**EXERCISE INPUTS:**
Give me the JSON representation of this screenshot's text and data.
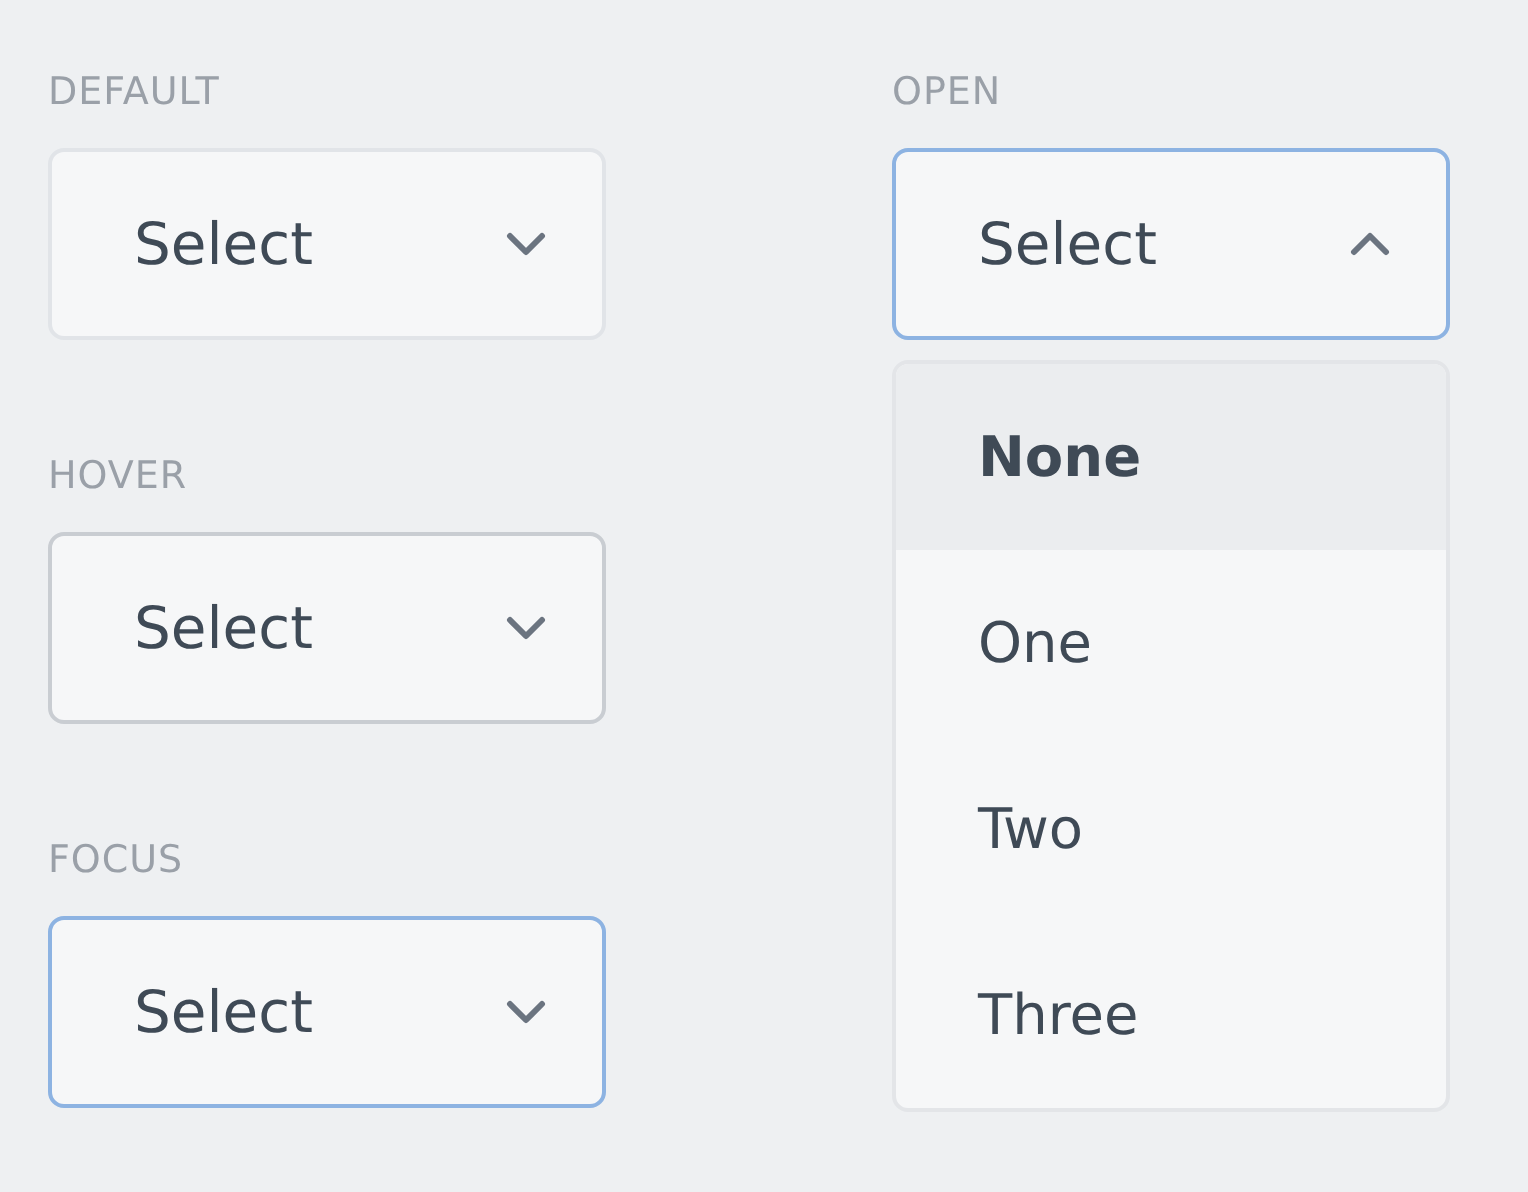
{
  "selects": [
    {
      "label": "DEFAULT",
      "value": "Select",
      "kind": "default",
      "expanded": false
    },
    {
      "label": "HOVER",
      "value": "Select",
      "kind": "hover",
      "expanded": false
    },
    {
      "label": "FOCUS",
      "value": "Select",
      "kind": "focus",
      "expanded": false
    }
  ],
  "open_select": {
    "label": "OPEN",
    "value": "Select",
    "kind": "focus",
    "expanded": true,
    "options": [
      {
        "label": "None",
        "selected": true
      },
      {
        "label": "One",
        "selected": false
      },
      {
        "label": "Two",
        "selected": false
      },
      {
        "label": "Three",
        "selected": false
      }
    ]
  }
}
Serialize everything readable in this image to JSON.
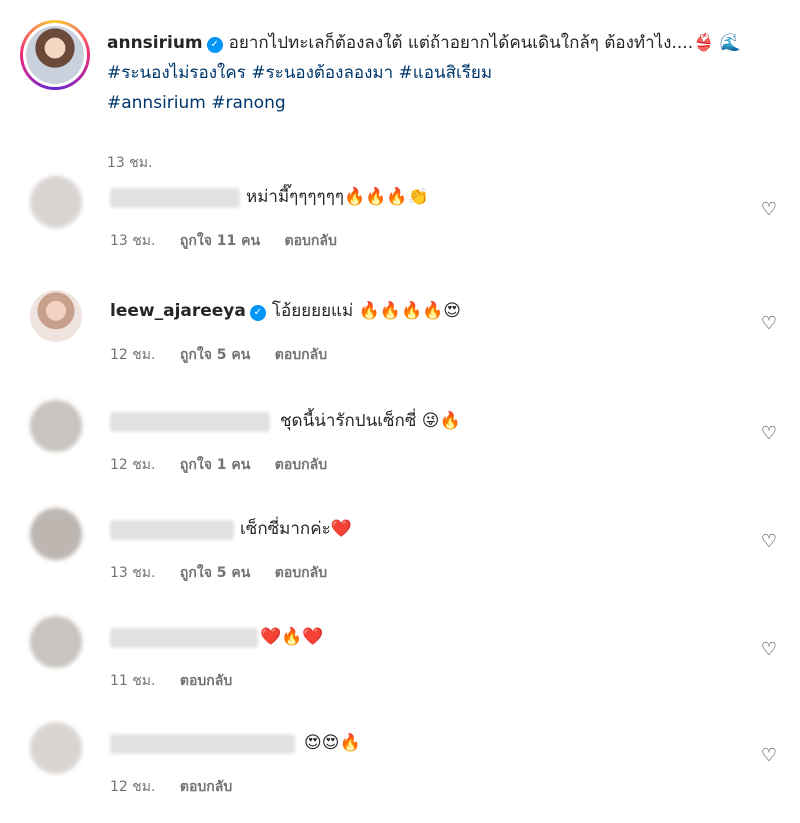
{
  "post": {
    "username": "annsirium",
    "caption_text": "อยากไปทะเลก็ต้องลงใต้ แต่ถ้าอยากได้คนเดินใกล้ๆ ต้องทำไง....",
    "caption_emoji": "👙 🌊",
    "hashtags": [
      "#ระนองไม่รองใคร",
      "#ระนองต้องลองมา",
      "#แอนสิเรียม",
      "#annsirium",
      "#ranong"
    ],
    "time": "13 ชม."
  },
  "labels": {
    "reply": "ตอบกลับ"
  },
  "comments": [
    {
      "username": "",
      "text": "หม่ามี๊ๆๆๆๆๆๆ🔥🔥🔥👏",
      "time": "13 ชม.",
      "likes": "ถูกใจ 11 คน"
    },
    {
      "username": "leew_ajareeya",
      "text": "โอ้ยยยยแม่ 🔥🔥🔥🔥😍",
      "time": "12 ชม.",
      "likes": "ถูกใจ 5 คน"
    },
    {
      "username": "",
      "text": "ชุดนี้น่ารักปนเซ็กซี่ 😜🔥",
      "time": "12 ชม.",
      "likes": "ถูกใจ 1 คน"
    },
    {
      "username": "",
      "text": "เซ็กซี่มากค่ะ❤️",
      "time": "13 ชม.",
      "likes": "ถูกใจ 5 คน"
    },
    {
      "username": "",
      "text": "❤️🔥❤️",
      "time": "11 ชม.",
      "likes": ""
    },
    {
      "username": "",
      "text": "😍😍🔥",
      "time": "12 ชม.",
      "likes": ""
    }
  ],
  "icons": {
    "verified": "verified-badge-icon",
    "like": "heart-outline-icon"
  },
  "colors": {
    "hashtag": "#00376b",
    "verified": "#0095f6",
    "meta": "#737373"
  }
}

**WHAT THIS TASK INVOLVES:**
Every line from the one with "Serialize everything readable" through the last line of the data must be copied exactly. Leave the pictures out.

**RESPONSE AREA:**
Serialize everything readable in this image to JSON.
{
  "post": {
    "username": "annsirium",
    "caption_text": "อยากไปทะเลก็ต้องลงใต้ แต่ถ้าอยากได้คนเดินใกล้ๆ ต้องทำไง....",
    "caption_emoji": "👙 🌊",
    "hashtags": [
      "#ระนองไม่รองใคร",
      "#ระนองต้องลองมา",
      "#แอนสิเรียม",
      "#annsirium",
      "#ranong"
    ],
    "time": "13 ชม."
  },
  "labels": {
    "reply": "ตอบกลับ"
  },
  "comments": [
    {
      "username": "",
      "text": "หม่ามี๊ๆๆๆๆๆๆ🔥🔥🔥👏",
      "time": "13 ชม.",
      "likes": "ถูกใจ 11 คน"
    },
    {
      "username": "leew_ajareeya",
      "text": "โอ้ยยยยแม่ 🔥🔥🔥🔥😍",
      "time": "12 ชม.",
      "likes": "ถูกใจ 5 คน"
    },
    {
      "username": "",
      "text": "ชุดนี้น่ารักปนเซ็กซี่ 😜🔥",
      "time": "12 ชม.",
      "likes": "ถูกใจ 1 คน"
    },
    {
      "username": "",
      "text": "เซ็กซี่มากค่ะ❤️",
      "time": "13 ชม.",
      "likes": "ถูกใจ 5 คน"
    },
    {
      "username": "",
      "text": "❤️🔥❤️",
      "time": "11 ชม.",
      "likes": ""
    },
    {
      "username": "",
      "text": "😍😍🔥",
      "time": "12 ชม.",
      "likes": ""
    }
  ],
  "icons": {
    "verified": "verified-badge-icon",
    "like": "heart-outline-icon"
  },
  "colors": {
    "hashtag": "#00376b",
    "verified": "#0095f6",
    "meta": "#737373"
  }
}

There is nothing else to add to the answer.